All those years when I was diligently laboring away at both my day jobs and my writing practice, I knew there was never any promise that any of this would work out.
I always knew that I might not get what I wished for—that I might never become a published writer. Not everybody makes it to a place of comfortable success in the arts. Most people don’t. And while I’ve always believed in magical thinking, I wasn’t a child, either; I knew that wishing would not make it so. Talent might not make it so, either. Dedication might not make it so. Even amazing professional contacts—which I didn’t have, in any case—might not make it so.
Creative living is stranger than other, more worldly pursuits. The usual rules do not apply. In normal life, if you’re good at something and you work hard at it, you will likely succeed. In creative endeavors, maybe not. Or maybe you will succeed for a spell, and then never succeed again. You might be offered rewards on a silver platter, even as a rug is being simultaneously pulled out from under you. You might be adored for a while, then go out of fashion. Other, dumber people might take your place as critical darlings.
The patron goddess of creative success can sometimes seem like a rich, capricious old lady who lives in a giant mansion on a distant hill and who makes really weird decisions about who gets her fortune. She sometimes rewards charlatans and ignores the gifted. She cuts people out of her will who loyally served her for their entire lives, and then gives a Mercedes to that cute boy who cut her lawn once. She changes her mind about things. We try to divine her motives, but they remain occult. She is never obliged to explain herself to us. In short, the goddess of creative success may show up for you, or she may not. Probably best, then, if you don’t count on her, or attach your definition of personal happiness to her whims.

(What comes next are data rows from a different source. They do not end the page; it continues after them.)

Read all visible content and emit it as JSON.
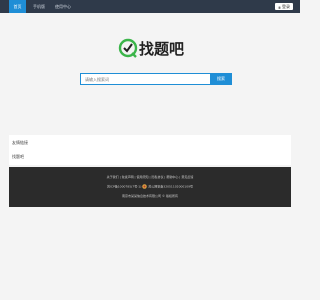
{
  "nav": {
    "items": [
      {
        "label": "首页",
        "active": true
      },
      {
        "label": "手机版",
        "active": false
      },
      {
        "label": "使用中心",
        "active": false
      }
    ],
    "login_label": "登录"
  },
  "logo": {
    "text": "找题吧",
    "brand_color": "#3bb54a"
  },
  "search": {
    "placeholder": "请输入搜索词",
    "button_label": "搜索"
  },
  "sections": [
    {
      "label": "友情链接"
    },
    {
      "label": "找题吧"
    }
  ],
  "footer": {
    "links": [
      "关于我们",
      "免责声明",
      "使用须知",
      "隐私协议",
      "帮助中心",
      "意见反馈"
    ],
    "line2": "苏ICP备1000785(7号-1)",
    "line2b": "苏公网安备32051102000109号",
    "line3": "南京市某某信息技术有限公司 © 版权所有"
  },
  "colors": {
    "accent": "#1f8ed6",
    "topbar": "#2f3a4a",
    "footer": "#2b2b2b"
  }
}
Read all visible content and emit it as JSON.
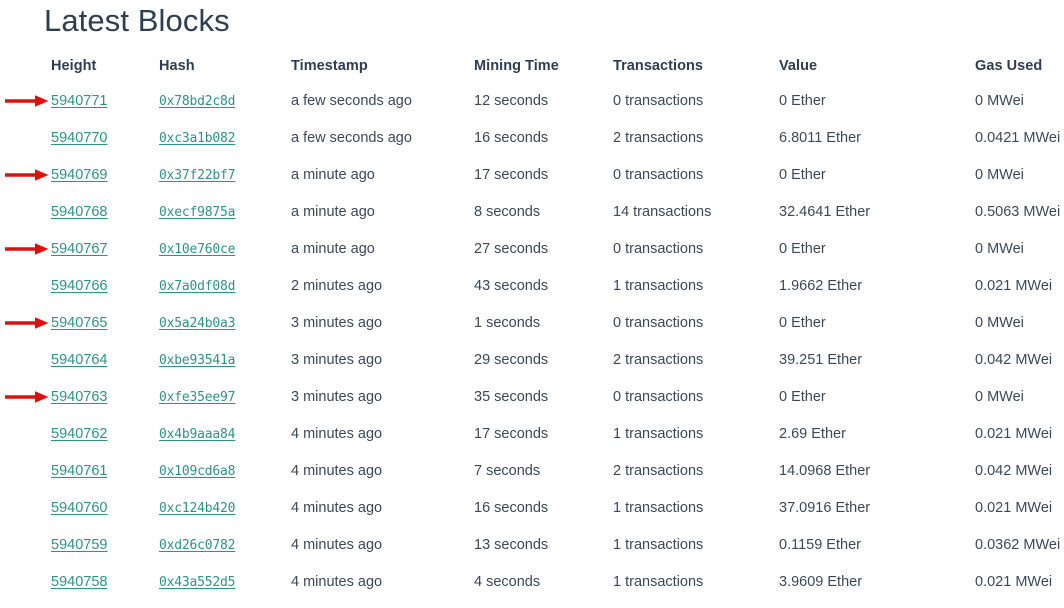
{
  "page": {
    "title": "Latest Blocks",
    "title_color": "#2f3d50",
    "background_color": "#ffffff",
    "link_color": "#2e9287",
    "text_color": "#3c4858",
    "annotation_arrow_color": "#dd1010"
  },
  "table": {
    "columns": [
      {
        "key": "height",
        "label": "Height"
      },
      {
        "key": "hash",
        "label": "Hash"
      },
      {
        "key": "timestamp",
        "label": "Timestamp"
      },
      {
        "key": "mining_time",
        "label": "Mining Time"
      },
      {
        "key": "transactions",
        "label": "Transactions"
      },
      {
        "key": "value",
        "label": "Value"
      },
      {
        "key": "gas_used",
        "label": "Gas Used"
      }
    ],
    "rows": [
      {
        "height": "5940771",
        "hash": "0x78bd2c8d",
        "timestamp": "a few seconds ago",
        "mining_time": "12 seconds",
        "transactions": "0 transactions",
        "value": "0 Ether",
        "gas_used": "0 MWei",
        "annotated": true
      },
      {
        "height": "5940770",
        "hash": "0xc3a1b082",
        "timestamp": "a few seconds ago",
        "mining_time": "16 seconds",
        "transactions": "2 transactions",
        "value": "6.8011 Ether",
        "gas_used": "0.0421 MWei",
        "annotated": false
      },
      {
        "height": "5940769",
        "hash": "0x37f22bf7",
        "timestamp": "a minute ago",
        "mining_time": "17 seconds",
        "transactions": "0 transactions",
        "value": "0 Ether",
        "gas_used": "0 MWei",
        "annotated": true
      },
      {
        "height": "5940768",
        "hash": "0xecf9875a",
        "timestamp": "a minute ago",
        "mining_time": "8 seconds",
        "transactions": "14 transactions",
        "value": "32.4641 Ether",
        "gas_used": "0.5063 MWei",
        "annotated": false
      },
      {
        "height": "5940767",
        "hash": "0x10e760ce",
        "timestamp": "a minute ago",
        "mining_time": "27 seconds",
        "transactions": "0 transactions",
        "value": "0 Ether",
        "gas_used": "0 MWei",
        "annotated": true
      },
      {
        "height": "5940766",
        "hash": "0x7a0df08d",
        "timestamp": "2 minutes ago",
        "mining_time": "43 seconds",
        "transactions": "1 transactions",
        "value": "1.9662 Ether",
        "gas_used": "0.021 MWei",
        "annotated": false
      },
      {
        "height": "5940765",
        "hash": "0x5a24b0a3",
        "timestamp": "3 minutes ago",
        "mining_time": "1 seconds",
        "transactions": "0 transactions",
        "value": "0 Ether",
        "gas_used": "0 MWei",
        "annotated": true
      },
      {
        "height": "5940764",
        "hash": "0xbe93541a",
        "timestamp": "3 minutes ago",
        "mining_time": "29 seconds",
        "transactions": "2 transactions",
        "value": "39.251 Ether",
        "gas_used": "0.042 MWei",
        "annotated": false
      },
      {
        "height": "5940763",
        "hash": "0xfe35ee97",
        "timestamp": "3 minutes ago",
        "mining_time": "35 seconds",
        "transactions": "0 transactions",
        "value": "0 Ether",
        "gas_used": "0 MWei",
        "annotated": true
      },
      {
        "height": "5940762",
        "hash": "0x4b9aaa84",
        "timestamp": "4 minutes ago",
        "mining_time": "17 seconds",
        "transactions": "1 transactions",
        "value": "2.69 Ether",
        "gas_used": "0.021 MWei",
        "annotated": false
      },
      {
        "height": "5940761",
        "hash": "0x109cd6a8",
        "timestamp": "4 minutes ago",
        "mining_time": "7 seconds",
        "transactions": "2 transactions",
        "value": "14.0968 Ether",
        "gas_used": "0.042 MWei",
        "annotated": false
      },
      {
        "height": "5940760",
        "hash": "0xc124b420",
        "timestamp": "4 minutes ago",
        "mining_time": "16 seconds",
        "transactions": "1 transactions",
        "value": "37.0916 Ether",
        "gas_used": "0.021 MWei",
        "annotated": false
      },
      {
        "height": "5940759",
        "hash": "0xd26c0782",
        "timestamp": "4 minutes ago",
        "mining_time": "13 seconds",
        "transactions": "1 transactions",
        "value": "0.1159 Ether",
        "gas_used": "0.0362 MWei",
        "annotated": false
      },
      {
        "height": "5940758",
        "hash": "0x43a552d5",
        "timestamp": "4 minutes ago",
        "mining_time": "4 seconds",
        "transactions": "1 transactions",
        "value": "3.9609 Ether",
        "gas_used": "0.021 MWei",
        "annotated": false
      }
    ]
  },
  "annotations": {
    "icon": "right-arrow-icon",
    "targets": [
      "5940771",
      "5940769",
      "5940767",
      "5940765",
      "5940763"
    ]
  }
}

Maybe better to reconsider your definition of success, period.
For my own part, I decided early on to focus on my devotion to the work above all. That would be how I measured my worth. I knew that conventional success would depend upon three factors—talent, luck, and discipline—and I knew that two of those three things would never be under my control. Genetic randomness had already determined how much talent I’d been allotted, and destiny’s randomness would account for my share of luck. The only piece I had any control over was my discipline. Recognizing that, it seemed like the best plan would be to work my ass off. That was the only card I had to play, so I played it hard.
Mind you, hard work guarantees nothing in realms of creativity. (Nothing guarantees anything in realms of creativity.) But I cannot help but think that devotional discipline is the best approach. Do what you love to do, and do it with both seriousness and lightness. At least then you will know that you have tried and that—whatever the outcome—you have traveled a noble path.
I have a friend, an aspiring musician, whose sister said to her one day, quite reasonably, “What happens if you never get anything out of this? What happens if you pursue your passion forever, but success never comes? How will you feel then, having wasted your entire life for nothing?”
My friend, with equal reason, replied, “If you can’t see what I’m already getting out of this, then I’ll never be able to explain it to you.”
When it’s for love, you will always do it anyhow.